Exercise
What's wanted is the full listing, reproduced exactly.

Exercise inputs
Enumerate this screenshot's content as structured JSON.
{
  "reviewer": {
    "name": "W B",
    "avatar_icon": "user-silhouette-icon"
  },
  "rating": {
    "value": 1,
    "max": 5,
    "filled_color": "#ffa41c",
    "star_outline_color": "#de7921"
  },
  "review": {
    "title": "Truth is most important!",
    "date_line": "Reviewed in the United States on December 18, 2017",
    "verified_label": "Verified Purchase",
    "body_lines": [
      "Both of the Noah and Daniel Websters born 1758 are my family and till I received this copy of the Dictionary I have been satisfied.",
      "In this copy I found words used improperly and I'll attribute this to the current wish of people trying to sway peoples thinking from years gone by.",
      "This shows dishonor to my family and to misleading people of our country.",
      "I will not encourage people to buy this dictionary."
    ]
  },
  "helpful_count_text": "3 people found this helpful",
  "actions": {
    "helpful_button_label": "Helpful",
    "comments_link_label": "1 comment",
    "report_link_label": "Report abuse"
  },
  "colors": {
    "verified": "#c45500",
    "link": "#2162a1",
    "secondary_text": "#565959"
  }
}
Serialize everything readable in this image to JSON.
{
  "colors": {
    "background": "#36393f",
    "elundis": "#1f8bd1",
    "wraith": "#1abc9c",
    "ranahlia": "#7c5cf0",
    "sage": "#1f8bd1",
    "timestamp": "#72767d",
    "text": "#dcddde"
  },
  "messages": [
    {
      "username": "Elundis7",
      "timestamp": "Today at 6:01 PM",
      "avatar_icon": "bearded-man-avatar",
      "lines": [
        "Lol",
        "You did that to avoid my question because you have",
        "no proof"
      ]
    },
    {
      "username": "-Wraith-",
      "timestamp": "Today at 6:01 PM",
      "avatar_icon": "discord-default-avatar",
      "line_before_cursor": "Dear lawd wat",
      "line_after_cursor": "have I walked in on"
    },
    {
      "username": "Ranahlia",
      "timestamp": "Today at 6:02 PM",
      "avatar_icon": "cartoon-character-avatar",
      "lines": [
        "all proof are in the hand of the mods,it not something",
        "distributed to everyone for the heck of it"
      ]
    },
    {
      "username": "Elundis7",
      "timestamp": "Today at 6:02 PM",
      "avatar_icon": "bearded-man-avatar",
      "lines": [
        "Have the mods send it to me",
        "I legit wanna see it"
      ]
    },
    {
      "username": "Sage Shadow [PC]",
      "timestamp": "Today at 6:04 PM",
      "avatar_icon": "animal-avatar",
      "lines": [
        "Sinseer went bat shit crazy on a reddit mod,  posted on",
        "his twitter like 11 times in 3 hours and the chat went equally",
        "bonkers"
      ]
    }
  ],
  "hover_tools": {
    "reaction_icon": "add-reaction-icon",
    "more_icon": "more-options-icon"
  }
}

Output below
Enumerate this screenshot's content as structured JSON.
{
  "reviewer": {
    "name": "W B",
    "avatar_icon": "user-silhouette-icon"
  },
  "rating": {
    "value": 1,
    "max": 5,
    "filled_color": "#ffa41c",
    "star_outline_color": "#de7921"
  },
  "review": {
    "title": "Truth is most important!",
    "date_line": "Reviewed in the United States on December 18, 2017",
    "verified_label": "Verified Purchase",
    "body_lines": [
      "Both of the Noah and Daniel Websters born 1758 are my family and till I received this copy of the Dictionary I have been satisfied.",
      "In this copy I found words used improperly and I'll attribute this to the current wish of people trying to sway peoples thinking from years gone by.",
      "This shows dishonor to my family and to misleading people of our country.",
      "I will not encourage people to buy this dictionary."
    ]
  },
  "helpful_count_text": "3 people found this helpful",
  "actions": {
    "helpful_button_label": "Helpful",
    "comments_link_label": "1 comment",
    "report_link_label": "Report abuse"
  },
  "colors": {
    "verified": "#c45500",
    "link": "#2162a1",
    "secondary_text": "#565959"
  }
}
Serialize everything readable in this image to JSON.
{
  "colors": {
    "background": "#36393f",
    "elundis": "#1f8bd1",
    "wraith": "#1abc9c",
    "ranahlia": "#7c5cf0",
    "sage": "#1f8bd1",
    "timestamp": "#72767d",
    "text": "#dcddde"
  },
  "messages": [
    {
      "username": "Elundis7",
      "timestamp": "Today at 6:01 PM",
      "avatar_icon": "bearded-man-avatar",
      "lines": [
        "Lol",
        "You did that to avoid my question because you have",
        "no proof"
      ]
    },
    {
      "username": "-Wraith-",
      "timestamp": "Today at 6:01 PM",
      "avatar_icon": "discord-default-avatar",
      "line_before_cursor": "Dear lawd wat",
      "line_after_cursor": "have I walked in on"
    },
    {
      "username": "Ranahlia",
      "timestamp": "Today at 6:02 PM",
      "avatar_icon": "cartoon-character-avatar",
      "lines": [
        "all proof are in the hand of the mods,it not something",
        "distributed to everyone for the heck of it"
      ]
    },
    {
      "username": "Elundis7",
      "timestamp": "Today at 6:02 PM",
      "avatar_icon": "bearded-man-avatar",
      "lines": [
        "Have the mods send it to me",
        "I legit wanna see it"
      ]
    },
    {
      "username": "Sage Shadow [PC]",
      "timestamp": "Today at 6:04 PM",
      "avatar_icon": "animal-avatar",
      "lines": [
        "Sinseer went bat shit crazy on a reddit mod,  posted on",
        "his twitter like 11 times in 3 hours and the chat went equally",
        "bonkers"
      ]
    }
  ],
  "hover_tools": {
    "reaction_icon": "add-reaction-icon",
    "more_icon": "more-options-icon"
  }
}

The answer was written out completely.